• Exercise goal
Only lines that contain the string "this" should be returned from the material below.

• Extracted data
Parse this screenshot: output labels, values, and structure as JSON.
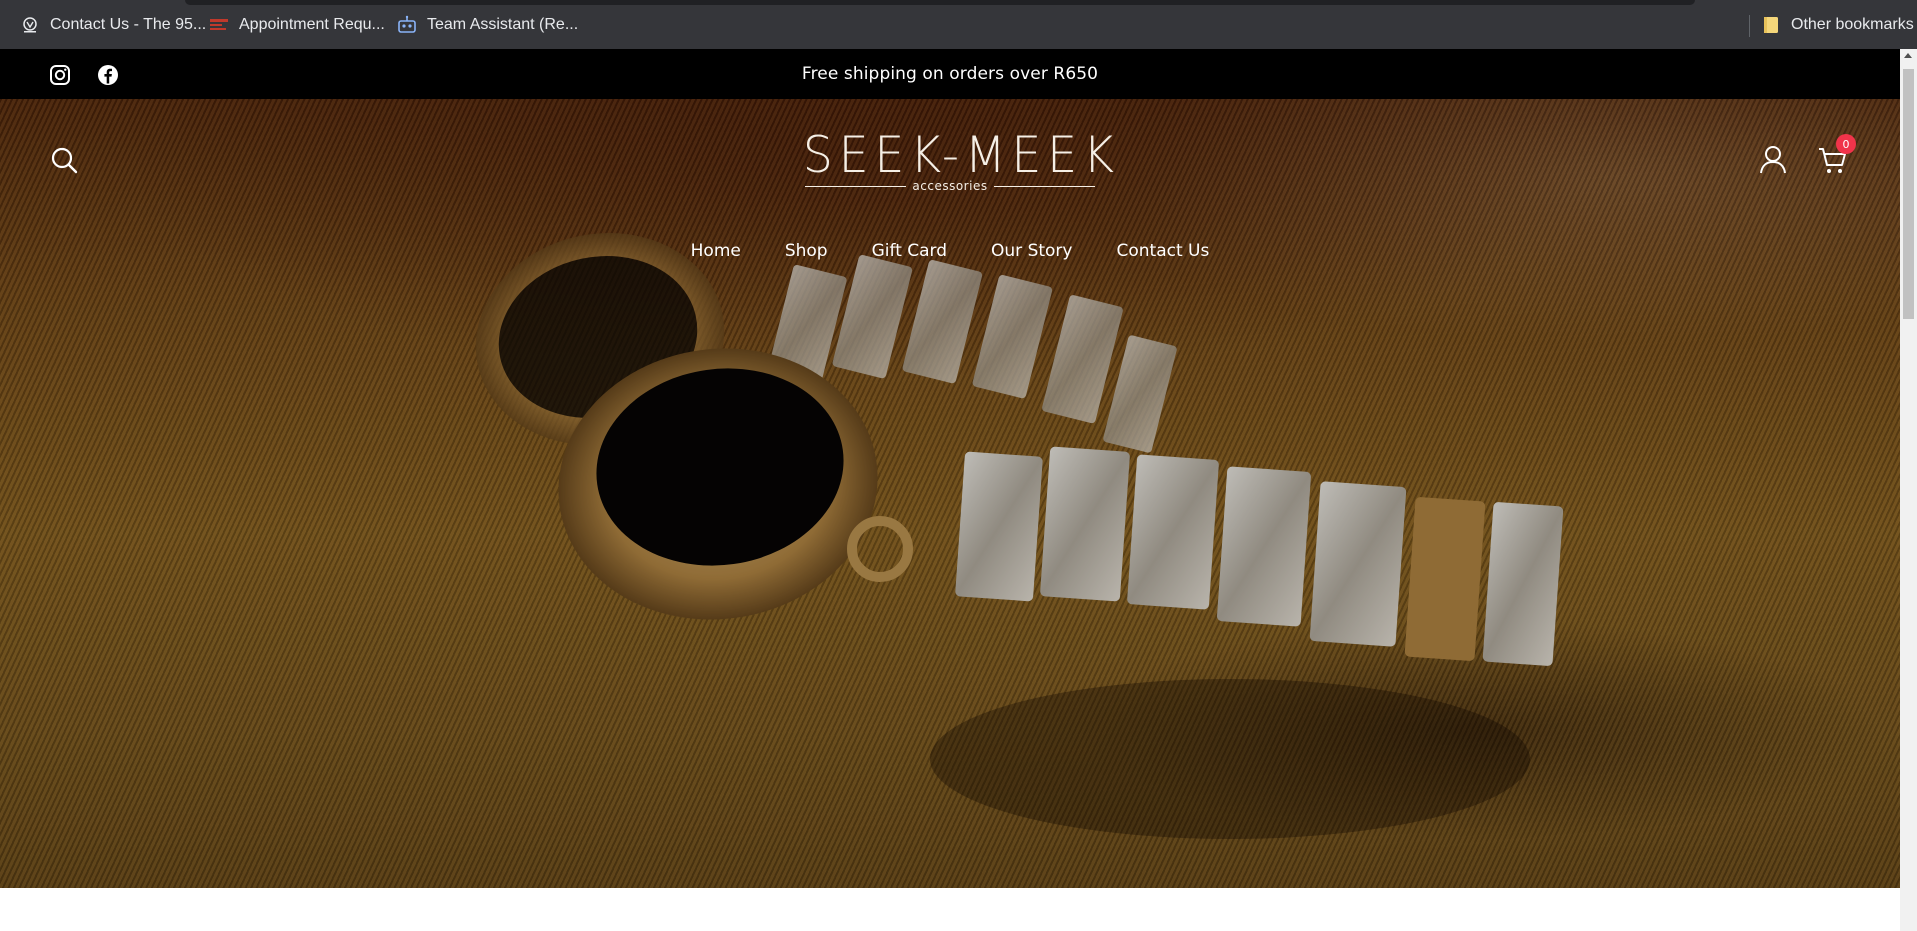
{
  "bookmarks": {
    "items": [
      {
        "label": "Contact Us - The 95...",
        "icon": "site-logo-icon"
      },
      {
        "label": "Appointment Requ...",
        "icon": "form-icon"
      },
      {
        "label": "Team Assistant (Re...",
        "icon": "robot-icon"
      }
    ],
    "other": {
      "label": "Other bookmarks",
      "icon": "folder-icon"
    }
  },
  "announcement": {
    "message": "Free shipping on orders over R650",
    "socials": [
      "instagram-icon",
      "facebook-icon"
    ]
  },
  "header": {
    "logo_main": "SEEK-MEEK",
    "logo_sub": "accessories",
    "cart_count": "0",
    "icons": [
      "search-icon",
      "account-icon",
      "cart-icon"
    ]
  },
  "nav": {
    "items": [
      "Home",
      "Shop",
      "Gift Card",
      "Our Story",
      "Contact Us"
    ]
  },
  "colors": {
    "announce_bg": "#000000",
    "badge": "#f0344a",
    "bookmarks_bg": "#35363a"
  }
}
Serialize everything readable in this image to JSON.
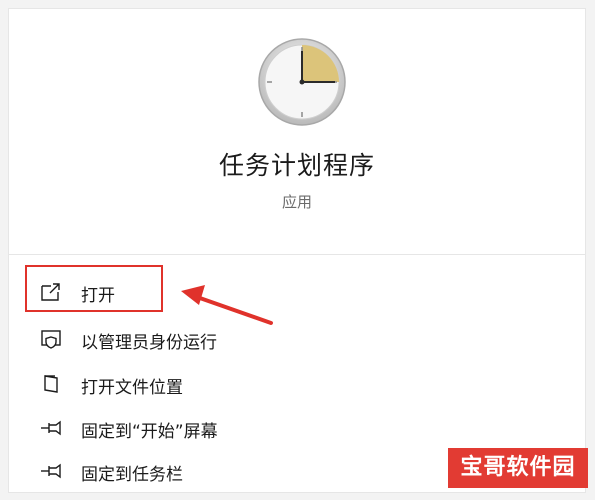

• Answer to the exercise
Parse this screenshot: output labels, values, and structure as JSON.
Serialize everything readable in this image to JSON.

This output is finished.